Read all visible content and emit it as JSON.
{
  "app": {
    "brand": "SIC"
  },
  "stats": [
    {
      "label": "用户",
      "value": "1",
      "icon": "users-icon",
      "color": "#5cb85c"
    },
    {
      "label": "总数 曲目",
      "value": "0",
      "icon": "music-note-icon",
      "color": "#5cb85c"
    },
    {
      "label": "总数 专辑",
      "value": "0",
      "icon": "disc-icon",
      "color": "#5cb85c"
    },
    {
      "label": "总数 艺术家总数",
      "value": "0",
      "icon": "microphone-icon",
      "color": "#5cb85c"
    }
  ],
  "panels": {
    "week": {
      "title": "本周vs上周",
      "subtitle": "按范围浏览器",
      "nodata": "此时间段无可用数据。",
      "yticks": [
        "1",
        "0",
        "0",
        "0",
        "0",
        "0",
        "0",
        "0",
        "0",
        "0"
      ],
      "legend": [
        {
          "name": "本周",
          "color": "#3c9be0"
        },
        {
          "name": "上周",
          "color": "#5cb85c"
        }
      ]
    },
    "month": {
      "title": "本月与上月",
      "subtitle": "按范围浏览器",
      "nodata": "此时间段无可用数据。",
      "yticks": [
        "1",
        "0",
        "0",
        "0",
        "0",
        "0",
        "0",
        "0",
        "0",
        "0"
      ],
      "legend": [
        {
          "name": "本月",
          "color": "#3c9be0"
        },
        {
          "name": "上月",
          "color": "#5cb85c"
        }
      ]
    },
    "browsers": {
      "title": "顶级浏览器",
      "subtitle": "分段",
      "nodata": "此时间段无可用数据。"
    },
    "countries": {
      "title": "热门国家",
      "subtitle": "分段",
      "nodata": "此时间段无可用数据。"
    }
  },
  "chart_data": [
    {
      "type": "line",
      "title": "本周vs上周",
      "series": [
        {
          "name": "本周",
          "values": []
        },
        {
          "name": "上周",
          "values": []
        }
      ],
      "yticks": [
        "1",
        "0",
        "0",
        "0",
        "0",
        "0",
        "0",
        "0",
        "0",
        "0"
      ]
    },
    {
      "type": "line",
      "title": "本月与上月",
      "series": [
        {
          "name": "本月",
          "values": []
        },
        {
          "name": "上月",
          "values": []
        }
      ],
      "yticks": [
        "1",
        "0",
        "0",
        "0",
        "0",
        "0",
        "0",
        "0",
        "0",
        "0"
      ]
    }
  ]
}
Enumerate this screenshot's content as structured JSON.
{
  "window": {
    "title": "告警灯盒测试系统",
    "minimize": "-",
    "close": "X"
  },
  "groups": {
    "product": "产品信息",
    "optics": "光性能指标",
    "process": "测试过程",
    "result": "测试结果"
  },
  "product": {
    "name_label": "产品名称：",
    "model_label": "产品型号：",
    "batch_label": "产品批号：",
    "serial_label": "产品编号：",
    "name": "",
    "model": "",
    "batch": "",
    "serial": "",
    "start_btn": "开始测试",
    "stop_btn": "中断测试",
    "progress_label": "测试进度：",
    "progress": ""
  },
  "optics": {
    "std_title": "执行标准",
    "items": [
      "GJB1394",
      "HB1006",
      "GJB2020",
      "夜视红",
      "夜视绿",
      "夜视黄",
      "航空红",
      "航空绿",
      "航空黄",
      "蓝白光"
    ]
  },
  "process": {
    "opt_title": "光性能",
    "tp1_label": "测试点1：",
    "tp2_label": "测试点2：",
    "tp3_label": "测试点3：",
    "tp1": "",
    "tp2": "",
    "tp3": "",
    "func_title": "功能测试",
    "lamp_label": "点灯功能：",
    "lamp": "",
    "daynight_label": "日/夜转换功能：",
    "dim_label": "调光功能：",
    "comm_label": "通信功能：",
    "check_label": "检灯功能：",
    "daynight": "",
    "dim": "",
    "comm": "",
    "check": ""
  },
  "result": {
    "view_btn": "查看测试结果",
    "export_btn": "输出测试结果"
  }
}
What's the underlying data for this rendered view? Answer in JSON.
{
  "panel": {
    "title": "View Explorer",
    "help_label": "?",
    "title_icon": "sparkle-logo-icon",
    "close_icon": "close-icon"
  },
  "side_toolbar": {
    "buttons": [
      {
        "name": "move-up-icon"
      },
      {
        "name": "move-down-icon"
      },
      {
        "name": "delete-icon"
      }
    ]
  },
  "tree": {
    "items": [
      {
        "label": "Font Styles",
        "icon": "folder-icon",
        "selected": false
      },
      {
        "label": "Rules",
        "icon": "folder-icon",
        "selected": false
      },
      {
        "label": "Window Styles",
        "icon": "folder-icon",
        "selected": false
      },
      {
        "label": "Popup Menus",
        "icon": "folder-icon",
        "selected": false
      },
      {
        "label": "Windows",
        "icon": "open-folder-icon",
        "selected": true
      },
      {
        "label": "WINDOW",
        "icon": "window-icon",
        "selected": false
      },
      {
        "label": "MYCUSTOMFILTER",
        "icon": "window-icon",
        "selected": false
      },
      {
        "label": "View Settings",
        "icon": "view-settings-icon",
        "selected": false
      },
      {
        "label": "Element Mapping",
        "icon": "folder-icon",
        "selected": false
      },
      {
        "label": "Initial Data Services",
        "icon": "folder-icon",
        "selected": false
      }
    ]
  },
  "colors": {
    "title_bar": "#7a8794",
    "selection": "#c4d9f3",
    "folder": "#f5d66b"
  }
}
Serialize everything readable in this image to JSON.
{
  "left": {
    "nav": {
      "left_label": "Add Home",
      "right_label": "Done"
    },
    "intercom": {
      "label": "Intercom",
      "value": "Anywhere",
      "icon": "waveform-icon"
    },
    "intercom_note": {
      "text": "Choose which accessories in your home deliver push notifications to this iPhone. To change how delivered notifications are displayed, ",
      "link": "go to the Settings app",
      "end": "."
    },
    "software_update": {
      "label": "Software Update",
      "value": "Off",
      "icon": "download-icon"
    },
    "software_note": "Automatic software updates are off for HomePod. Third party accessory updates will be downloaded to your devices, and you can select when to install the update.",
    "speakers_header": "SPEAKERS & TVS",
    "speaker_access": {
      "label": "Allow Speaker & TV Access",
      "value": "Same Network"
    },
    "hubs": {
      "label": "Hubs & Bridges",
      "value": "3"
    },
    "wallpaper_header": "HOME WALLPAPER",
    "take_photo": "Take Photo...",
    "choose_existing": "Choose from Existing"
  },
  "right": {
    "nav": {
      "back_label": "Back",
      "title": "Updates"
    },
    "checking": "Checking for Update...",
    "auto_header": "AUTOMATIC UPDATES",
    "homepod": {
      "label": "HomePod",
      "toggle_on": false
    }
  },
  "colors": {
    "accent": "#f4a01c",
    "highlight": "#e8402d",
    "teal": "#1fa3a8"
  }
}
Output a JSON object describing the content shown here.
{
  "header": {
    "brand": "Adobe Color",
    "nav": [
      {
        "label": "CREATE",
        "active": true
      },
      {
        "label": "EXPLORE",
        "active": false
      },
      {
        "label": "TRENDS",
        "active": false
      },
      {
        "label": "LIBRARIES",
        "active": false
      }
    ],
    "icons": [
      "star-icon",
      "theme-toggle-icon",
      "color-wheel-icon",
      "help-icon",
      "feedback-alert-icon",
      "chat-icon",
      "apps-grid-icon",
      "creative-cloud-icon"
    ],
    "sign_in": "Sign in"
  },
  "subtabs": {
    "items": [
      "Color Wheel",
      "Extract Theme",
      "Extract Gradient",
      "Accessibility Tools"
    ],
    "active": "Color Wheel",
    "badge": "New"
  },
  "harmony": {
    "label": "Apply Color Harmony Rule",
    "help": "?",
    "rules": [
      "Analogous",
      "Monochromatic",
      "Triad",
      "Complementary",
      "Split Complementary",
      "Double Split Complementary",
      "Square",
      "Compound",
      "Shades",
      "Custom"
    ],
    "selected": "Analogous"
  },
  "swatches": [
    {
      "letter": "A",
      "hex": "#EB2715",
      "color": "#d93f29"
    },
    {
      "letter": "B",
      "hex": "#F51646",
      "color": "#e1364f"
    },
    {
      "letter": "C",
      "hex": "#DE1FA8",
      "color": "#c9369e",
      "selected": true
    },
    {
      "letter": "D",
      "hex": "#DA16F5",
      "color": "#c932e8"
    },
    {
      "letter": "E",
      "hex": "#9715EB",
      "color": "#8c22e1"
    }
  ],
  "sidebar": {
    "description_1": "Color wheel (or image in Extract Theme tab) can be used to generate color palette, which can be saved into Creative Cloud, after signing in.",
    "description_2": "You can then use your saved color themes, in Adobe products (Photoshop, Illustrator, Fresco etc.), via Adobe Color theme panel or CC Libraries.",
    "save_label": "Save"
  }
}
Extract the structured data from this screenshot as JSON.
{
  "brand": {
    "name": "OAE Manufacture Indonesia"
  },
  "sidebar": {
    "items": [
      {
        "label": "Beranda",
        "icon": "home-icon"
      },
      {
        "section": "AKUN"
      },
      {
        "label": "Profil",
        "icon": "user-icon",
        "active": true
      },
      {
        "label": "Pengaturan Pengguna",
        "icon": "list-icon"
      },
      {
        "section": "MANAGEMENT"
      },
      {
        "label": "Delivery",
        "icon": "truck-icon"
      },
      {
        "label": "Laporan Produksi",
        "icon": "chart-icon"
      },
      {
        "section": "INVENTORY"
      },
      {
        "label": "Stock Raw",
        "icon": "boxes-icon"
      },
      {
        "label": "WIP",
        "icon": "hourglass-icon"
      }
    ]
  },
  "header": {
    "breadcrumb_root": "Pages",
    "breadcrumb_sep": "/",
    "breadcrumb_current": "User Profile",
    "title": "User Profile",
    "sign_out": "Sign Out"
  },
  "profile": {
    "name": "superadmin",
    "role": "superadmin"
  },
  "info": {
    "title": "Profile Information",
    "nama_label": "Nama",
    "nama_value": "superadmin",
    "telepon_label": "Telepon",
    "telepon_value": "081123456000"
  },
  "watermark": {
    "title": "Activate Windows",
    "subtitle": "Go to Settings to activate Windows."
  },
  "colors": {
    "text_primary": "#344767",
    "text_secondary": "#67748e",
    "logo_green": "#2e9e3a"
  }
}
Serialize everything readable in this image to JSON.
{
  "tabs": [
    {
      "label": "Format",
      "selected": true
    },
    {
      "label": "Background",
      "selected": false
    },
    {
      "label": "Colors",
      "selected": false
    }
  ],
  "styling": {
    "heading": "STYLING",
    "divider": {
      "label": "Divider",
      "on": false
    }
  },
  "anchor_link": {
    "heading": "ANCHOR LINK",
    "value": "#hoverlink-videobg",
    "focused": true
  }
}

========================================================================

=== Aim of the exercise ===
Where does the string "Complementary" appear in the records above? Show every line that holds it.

=== Exercise response ===
      "Complementary",
      "Split Complementary",
      "Double Split Complementary",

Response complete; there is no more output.